#### [YOUR GOAL]
For the word "JSON", find each line in the entries where it occurs and copy that line.

(Dataset rows for apps and sites)

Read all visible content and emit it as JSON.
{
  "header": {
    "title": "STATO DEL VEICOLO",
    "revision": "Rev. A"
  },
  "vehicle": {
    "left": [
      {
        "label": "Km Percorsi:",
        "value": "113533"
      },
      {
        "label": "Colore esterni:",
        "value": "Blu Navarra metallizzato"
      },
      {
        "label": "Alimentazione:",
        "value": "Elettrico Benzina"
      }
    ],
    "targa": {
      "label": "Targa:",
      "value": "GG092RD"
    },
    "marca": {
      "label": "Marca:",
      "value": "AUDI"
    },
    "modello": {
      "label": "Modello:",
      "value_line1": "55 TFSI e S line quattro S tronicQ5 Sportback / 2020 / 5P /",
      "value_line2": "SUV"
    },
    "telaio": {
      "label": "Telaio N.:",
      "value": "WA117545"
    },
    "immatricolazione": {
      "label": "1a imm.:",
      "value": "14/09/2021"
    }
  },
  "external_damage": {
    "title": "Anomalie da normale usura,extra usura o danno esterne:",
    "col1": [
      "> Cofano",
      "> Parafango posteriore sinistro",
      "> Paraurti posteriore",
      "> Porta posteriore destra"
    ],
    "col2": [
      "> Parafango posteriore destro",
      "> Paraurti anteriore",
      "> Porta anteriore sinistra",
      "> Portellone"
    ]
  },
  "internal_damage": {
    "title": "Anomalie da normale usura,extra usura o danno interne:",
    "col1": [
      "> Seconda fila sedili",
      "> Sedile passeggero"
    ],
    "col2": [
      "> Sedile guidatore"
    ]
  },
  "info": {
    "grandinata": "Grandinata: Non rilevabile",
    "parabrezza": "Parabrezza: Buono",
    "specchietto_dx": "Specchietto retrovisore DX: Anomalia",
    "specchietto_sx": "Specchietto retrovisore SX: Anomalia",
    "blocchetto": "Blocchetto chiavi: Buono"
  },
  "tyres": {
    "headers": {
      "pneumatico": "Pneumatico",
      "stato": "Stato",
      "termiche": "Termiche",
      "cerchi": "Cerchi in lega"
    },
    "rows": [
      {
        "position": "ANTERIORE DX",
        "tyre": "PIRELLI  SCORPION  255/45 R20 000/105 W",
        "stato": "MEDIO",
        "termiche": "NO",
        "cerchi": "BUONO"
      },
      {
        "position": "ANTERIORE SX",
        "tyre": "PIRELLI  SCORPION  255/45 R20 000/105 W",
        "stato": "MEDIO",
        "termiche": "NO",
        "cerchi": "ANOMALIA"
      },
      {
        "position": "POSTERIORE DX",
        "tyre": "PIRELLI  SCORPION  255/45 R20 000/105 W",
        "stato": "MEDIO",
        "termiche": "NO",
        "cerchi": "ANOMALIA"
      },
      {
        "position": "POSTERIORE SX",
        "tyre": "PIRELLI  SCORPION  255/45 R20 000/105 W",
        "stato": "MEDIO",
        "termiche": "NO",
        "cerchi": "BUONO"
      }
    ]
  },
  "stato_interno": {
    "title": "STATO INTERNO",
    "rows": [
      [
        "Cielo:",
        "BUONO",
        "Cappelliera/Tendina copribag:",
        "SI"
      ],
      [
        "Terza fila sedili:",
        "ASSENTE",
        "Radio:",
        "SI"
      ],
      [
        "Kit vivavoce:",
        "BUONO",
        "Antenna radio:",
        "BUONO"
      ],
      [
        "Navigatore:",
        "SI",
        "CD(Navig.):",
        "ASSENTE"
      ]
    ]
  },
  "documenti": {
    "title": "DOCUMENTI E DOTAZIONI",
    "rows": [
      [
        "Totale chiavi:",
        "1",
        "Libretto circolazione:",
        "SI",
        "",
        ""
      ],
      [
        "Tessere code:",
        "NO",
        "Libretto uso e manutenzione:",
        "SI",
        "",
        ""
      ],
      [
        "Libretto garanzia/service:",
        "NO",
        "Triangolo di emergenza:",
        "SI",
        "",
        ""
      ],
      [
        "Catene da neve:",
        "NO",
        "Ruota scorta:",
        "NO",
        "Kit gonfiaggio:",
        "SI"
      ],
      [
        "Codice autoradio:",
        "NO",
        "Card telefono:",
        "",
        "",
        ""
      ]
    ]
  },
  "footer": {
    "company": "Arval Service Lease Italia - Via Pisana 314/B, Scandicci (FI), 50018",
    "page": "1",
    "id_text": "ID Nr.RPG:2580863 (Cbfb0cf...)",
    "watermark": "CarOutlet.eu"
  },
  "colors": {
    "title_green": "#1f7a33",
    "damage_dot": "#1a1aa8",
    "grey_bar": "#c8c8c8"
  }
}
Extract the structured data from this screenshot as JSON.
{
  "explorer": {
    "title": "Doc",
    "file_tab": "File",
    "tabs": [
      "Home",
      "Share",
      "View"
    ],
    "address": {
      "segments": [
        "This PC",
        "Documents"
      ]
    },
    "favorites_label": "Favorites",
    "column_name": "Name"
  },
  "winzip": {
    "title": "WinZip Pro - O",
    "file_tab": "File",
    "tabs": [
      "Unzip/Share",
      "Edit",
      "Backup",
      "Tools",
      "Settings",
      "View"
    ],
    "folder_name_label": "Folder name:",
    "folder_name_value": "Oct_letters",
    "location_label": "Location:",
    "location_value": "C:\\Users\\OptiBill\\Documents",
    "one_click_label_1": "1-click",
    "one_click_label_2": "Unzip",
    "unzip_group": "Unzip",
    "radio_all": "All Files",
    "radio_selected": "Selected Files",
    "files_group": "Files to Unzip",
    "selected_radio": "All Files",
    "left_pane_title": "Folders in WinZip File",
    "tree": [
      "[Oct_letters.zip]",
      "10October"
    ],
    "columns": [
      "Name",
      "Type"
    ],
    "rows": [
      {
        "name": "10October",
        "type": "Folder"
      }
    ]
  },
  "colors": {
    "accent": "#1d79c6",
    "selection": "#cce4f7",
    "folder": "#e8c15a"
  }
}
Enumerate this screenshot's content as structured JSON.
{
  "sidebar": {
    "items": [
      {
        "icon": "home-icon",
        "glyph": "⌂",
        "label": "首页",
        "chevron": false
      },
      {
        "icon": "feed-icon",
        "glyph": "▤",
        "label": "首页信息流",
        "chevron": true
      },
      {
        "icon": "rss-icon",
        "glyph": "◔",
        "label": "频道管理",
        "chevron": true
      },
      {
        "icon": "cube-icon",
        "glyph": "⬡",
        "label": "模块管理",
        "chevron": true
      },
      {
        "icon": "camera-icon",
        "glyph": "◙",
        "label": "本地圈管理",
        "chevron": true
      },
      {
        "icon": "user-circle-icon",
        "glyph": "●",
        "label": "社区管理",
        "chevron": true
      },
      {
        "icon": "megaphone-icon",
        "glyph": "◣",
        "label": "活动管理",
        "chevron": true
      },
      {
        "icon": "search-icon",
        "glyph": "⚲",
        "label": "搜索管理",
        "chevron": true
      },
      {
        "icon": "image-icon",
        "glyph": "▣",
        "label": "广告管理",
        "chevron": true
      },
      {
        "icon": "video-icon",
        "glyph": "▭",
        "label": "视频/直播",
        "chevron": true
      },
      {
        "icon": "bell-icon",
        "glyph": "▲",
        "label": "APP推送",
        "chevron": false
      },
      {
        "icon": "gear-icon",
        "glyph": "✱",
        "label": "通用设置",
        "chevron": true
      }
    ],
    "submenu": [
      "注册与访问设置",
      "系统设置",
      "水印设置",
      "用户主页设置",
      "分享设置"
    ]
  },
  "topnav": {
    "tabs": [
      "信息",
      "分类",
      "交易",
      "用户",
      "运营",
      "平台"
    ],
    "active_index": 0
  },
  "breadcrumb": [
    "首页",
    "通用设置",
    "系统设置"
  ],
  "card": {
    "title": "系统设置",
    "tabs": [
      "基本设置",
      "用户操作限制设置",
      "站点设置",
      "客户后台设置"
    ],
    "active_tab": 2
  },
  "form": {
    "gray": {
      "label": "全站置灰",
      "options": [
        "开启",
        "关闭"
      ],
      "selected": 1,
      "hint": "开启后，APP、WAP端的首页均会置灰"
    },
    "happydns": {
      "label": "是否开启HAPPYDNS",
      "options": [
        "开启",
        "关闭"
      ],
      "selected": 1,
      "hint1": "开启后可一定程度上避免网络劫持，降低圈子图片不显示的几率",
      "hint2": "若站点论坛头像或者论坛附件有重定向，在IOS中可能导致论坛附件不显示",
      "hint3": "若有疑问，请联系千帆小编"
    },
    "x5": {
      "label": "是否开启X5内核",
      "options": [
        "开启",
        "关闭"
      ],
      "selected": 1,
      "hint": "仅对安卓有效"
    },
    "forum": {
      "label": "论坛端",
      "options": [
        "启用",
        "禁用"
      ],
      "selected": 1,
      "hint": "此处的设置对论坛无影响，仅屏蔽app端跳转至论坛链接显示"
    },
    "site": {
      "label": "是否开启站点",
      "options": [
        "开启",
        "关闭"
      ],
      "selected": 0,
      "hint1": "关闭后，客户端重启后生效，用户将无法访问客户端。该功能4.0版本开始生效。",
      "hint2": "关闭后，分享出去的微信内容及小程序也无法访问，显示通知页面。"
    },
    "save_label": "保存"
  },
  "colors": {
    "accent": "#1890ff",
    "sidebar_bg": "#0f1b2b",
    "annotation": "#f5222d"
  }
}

#### [FINISHED TASK]
Read all visible content and emit it as JSON.
Extract the structured data from this screenshot as JSON.
Enumerate this screenshot's content as structured JSON.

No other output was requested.